Not many students get the chance to spend a summer with the Miami Dolphins—working at the training facility, interacting with players and coaches, and traveling with the team on game days.

Daniel Reyes, a junior athletic training major at the Farquhar College of Arts and Sciences, did just that after he was selected from hundreds of applicants for a summer internship with the team, whose training facility is adjacent to NSU’s main campus in Davie, Florida.

For Reyes, a longtime Dolphins fan, the internship provided accelerated learning and hands-on experience.

“The most challenging aspect of the internship was the long hours,” Reyes said. “I would wake up very early and work the entire day and night, just like the rest of the team. We would set up for morning practices from 5:30 to 6:30 a.m.,” said Reyes, who helped the athletes with warm-up stretches before each practice and game of the summer pre-season.

A typical day at the training facility often didn’t end until 11:00 p.m. At night, Reyes provided therapeutic treatments to the athletes that included electric stimulation, therapeutic ultrasound, iontophoresis, and other techniques. “Treatment was provided every day during normal training camp days and during game days—whenever the athletes were not in practice or meetings.

“The internship was very hands-on because we had the opportunity to work with all of the athletes individually,” Reyes said. “I had not yet seen all of the therapeutic techniques used at the facility. Having the opportunity to perform these techniques on elite athletes will help me apply them to other athletes in the future, regardless of the sport.

“This experience also helped me learn more than one way to treat a specific injury and to see a variety of injuries that I had never seen before. Now, I am now able to recognize those injuries and know how to treat them.”

Based on a player who suffered a serious shoulder injury, Reyes conducted a case study and presented his research to faculty and students at the college.

“From this internship experience, Danny was able to observe and document a clinical case incorporating the many avenues of health care within the Miami Dolphins organization,” said Pradeep Vanguri, Ph.D., associate professor at the college. “He then presented this information to his classmates and shared the knowledge of his unique clinical experience.

“Danny has also had the opportunity to work with a number of clinical instructors in athletic training,” Vanguri said. “Based on his level of commitment, he will no doubt achieve the career goals he has set for forth.”

Although the internship was hard work, there was fun, too, said Reyes, who plans to seek a one-year internship with a professional sports team after graduation, then attend graduate school and pursue a career as an athletic trainer.
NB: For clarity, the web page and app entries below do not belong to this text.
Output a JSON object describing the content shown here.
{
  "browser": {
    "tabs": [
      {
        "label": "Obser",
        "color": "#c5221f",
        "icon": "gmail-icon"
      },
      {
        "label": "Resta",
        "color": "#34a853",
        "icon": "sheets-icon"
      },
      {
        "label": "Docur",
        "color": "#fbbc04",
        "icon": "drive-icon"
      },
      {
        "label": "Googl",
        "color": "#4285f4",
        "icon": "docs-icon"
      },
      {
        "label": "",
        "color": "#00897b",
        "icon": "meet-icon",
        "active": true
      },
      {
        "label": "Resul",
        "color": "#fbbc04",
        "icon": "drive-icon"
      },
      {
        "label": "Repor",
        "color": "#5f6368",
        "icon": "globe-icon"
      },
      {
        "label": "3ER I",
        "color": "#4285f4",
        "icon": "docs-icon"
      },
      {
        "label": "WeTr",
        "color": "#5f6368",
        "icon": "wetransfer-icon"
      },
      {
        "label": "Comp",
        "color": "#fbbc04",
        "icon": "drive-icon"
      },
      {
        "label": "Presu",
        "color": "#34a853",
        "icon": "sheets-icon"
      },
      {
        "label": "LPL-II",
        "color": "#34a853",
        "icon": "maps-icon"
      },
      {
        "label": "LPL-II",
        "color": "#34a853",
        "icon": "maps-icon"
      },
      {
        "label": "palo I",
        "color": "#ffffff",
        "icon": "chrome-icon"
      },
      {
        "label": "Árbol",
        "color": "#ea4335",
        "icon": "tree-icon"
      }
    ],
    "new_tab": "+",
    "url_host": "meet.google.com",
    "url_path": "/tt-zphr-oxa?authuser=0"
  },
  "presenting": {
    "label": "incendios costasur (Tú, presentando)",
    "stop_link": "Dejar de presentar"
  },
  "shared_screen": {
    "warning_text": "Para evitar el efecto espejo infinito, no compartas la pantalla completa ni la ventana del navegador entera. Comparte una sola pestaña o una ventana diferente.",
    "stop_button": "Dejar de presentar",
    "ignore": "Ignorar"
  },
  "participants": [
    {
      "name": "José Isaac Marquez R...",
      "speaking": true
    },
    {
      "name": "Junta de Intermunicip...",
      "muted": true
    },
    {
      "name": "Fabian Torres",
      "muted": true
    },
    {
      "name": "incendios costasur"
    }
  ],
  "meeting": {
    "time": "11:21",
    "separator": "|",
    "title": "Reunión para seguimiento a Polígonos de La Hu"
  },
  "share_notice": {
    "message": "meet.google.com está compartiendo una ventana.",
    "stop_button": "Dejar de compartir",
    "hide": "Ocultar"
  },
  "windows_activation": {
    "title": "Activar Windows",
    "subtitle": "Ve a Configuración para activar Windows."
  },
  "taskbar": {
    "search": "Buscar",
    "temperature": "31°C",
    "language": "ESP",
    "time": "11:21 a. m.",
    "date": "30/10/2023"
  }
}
“The most fun aspect was traveling with the team to other cities and being inside the stadiums that we always see on TV. There is a big difference between being on the field and watching the games on television.”

However, the “glamour” of working with professional football players quickly faded, he said.

“People look at professional athletes as amazing individuals who seem to be super human,” Reyes said. “I used to look at them like that. But after being around these athletes for several days, I found that they are people like everyone else. With an exception, of course, that they are very talented athletes and great football players.”

The greatest benefit of participating in an internship like this one, concluded Reyes, is “being around people who are extremely talented at their craft. You learn different techniques and skills, combine them with what you’ve learned in school, and make them your own.”